A Whole New World
One of the other things Torchlight II does quite capably is creating interesting and varied environments to explore. While the first game's randomly-generated levels were certainly impressive to see in full 3D, they also got repetitive after a while. Torchlight II takes a page from Diablo III by having slightly more fixed elements and more consistent game-to-game direction in its levels, but it doesn't give up the randomly-generated feel in the process, unlike what I saw of Blizzard's own title.
There's almost always something interesting to come across, from individual monster encounters, to a few secrets and Easter eggs, to full-blown side-quests. Most of these appear on repeat play-throughs, especially the side-quests, although often the details change in subtle ways. In one quest to purge a tomb, I was required in one game to fight a couple of shamans with power over fire and ice magic, while in another game I had to smash some monuments. While there's a bit more potential for random elements (I would like to see more side-quests and secrets to find), it also gives Torchlight II's world a hand-crafted feel that make exploration fun, without everything being completely predictable for repeat plays either.
Going beyond the single town the first game took place in has also required Runic Games to expand their game world. Some of the monsters familiar to fans now have their own villages that you'll get to raid and demolish, for instance, while you'll also have to fight off bandits on the road, hike through snowy landscapes and dark, dank caves, and more; while not in the beta, it sounds like deserts and jungles will also make an appearance. It's all stock standard stuff, but there is a lot of variety both in the look of the different environments as well as in their overall layouts - some are wide, open and vast, while others are craggy, rocky and narrow. It's a huge breath of fresh air compared to the repetitive dungeons of the original game, and combined with those underground labyrinths, there's a very nice contrast and a good sense of pacing to the gameplay that never sees one location wear out its welcome.
Unfortunately, Torchlight II stumbles in actually explaining its world and characters.
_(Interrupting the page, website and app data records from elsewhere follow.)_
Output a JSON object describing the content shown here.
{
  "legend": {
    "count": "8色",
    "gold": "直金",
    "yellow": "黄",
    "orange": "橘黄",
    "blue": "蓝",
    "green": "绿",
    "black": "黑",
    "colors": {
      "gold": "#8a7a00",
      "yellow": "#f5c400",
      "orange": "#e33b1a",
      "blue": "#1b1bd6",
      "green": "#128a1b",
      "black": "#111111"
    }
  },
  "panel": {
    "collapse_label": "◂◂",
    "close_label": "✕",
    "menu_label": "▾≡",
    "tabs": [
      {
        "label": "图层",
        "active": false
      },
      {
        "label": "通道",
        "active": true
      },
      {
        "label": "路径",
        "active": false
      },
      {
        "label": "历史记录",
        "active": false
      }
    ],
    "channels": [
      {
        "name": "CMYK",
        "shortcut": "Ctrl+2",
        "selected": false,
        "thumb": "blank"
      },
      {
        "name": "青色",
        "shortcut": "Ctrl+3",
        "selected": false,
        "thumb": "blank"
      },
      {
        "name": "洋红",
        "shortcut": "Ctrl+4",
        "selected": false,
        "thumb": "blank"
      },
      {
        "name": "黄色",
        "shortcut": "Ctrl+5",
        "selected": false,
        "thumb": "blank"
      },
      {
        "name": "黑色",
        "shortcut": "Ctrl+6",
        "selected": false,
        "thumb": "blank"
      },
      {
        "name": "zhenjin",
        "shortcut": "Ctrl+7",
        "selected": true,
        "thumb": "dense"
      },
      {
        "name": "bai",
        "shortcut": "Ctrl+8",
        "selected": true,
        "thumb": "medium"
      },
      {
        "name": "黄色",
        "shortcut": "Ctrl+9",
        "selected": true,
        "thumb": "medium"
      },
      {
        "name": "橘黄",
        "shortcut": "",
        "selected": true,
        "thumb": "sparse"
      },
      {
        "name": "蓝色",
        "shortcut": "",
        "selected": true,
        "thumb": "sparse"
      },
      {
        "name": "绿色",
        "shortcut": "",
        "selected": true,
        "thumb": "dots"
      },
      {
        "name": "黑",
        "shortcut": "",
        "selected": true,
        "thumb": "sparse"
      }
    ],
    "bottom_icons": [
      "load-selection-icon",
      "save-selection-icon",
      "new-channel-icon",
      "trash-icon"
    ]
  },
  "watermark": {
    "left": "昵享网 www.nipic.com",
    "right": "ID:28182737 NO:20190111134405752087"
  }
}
Supposedly Runic Games hired on a professional writer for the game, but truth be told it's impossible to tell. Who is General Grell, and why is he attacking me? Who, exactly, are the Zeraphi people, and why are they clad in golden armor? Why is my character taking orders from the Grand Regent? What are these "Guardians" that are being corrupted? Many of these characters and things are brought up, but given almost zero explanation - the game presents universe and story, but never bothers to make players feel remotely invested in it, because it never goes beyond the MMO-style quest dialogue boxes. It's not a huge deal in a game of this sort, but it still feels like a missed opportunity - even if Diablo, Titan Quest and other similar games are simple, at least they try to make a little sense and have decent stories to drive their action.
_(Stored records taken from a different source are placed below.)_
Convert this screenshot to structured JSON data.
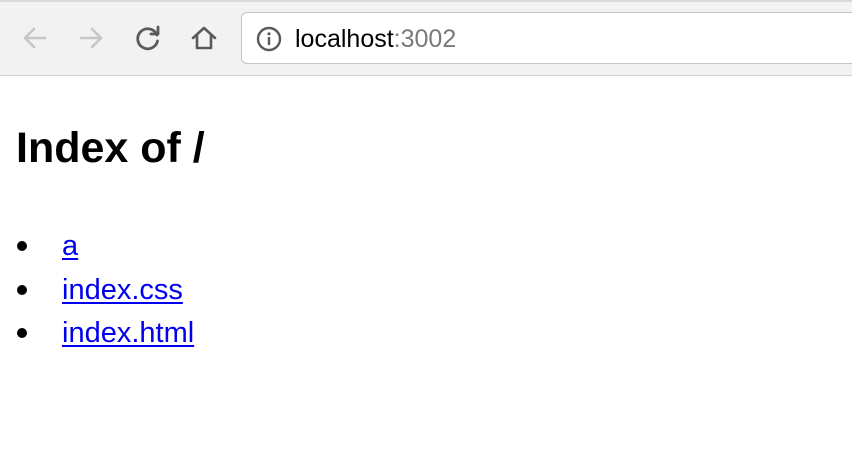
{
  "browser": {
    "url_host": "localhost",
    "url_port": ":3002",
    "icons": {
      "back": "arrow-left-icon",
      "forward": "arrow-right-icon",
      "reload": "reload-icon",
      "home": "home-icon",
      "info": "info-icon"
    },
    "colors": {
      "toolbar_bg": "#f2f2f2",
      "icon_disabled": "#c6c6c6",
      "icon_active": "#5a5a5a",
      "url_port": "#7a7a7a"
    }
  },
  "page": {
    "heading": "Index of /",
    "files": [
      {
        "name": "a"
      },
      {
        "name": "index.css"
      },
      {
        "name": "index.html"
      }
    ],
    "colors": {
      "link": "#0000ee"
    }
  }
}
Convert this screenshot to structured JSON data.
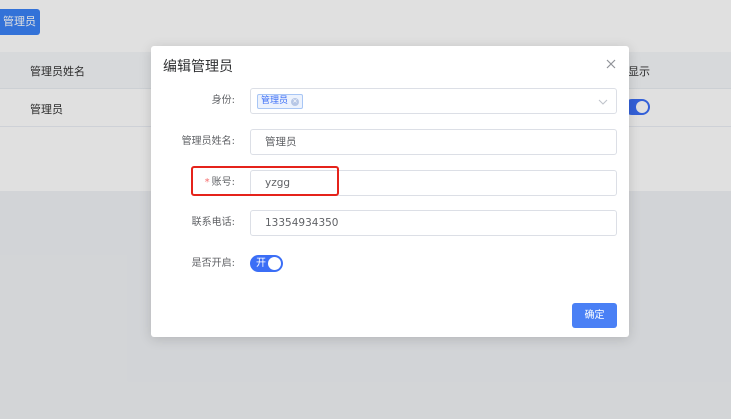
{
  "background": {
    "add_button_label": "管理员",
    "table": {
      "headers": [
        "管理员姓名",
        "显示"
      ],
      "rows": [
        {
          "name": "管理员"
        }
      ]
    }
  },
  "dialog": {
    "title": "编辑管理员",
    "fields": {
      "role": {
        "label": "身份:",
        "tag": "管理员"
      },
      "name": {
        "label": "管理员姓名:",
        "value": "管理员"
      },
      "account": {
        "label": "账号:",
        "value": "yzgg",
        "required_mark": "*"
      },
      "phone": {
        "label": "联系电话:",
        "value": "13354934350"
      },
      "enabled": {
        "label": "是否开启:",
        "toggle_text": "开"
      }
    },
    "confirm_label": "确定"
  },
  "colors": {
    "primary": "#3b6ef6",
    "highlight": "#e5231b"
  }
}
Although Torchlight II is, generally speaking, a big improvement over the original, with more interesting characters, skills, a more varied game world, and challenging and engaging combat, there's also a lot that still needs to be fixed up before the game releases. The majority of these are balance considerations, and I'm sure they'll see a ton of tweaking over the next few months. Even so, I think it's worth going into detail here, if only because it'll be interesting to see how the final game changes.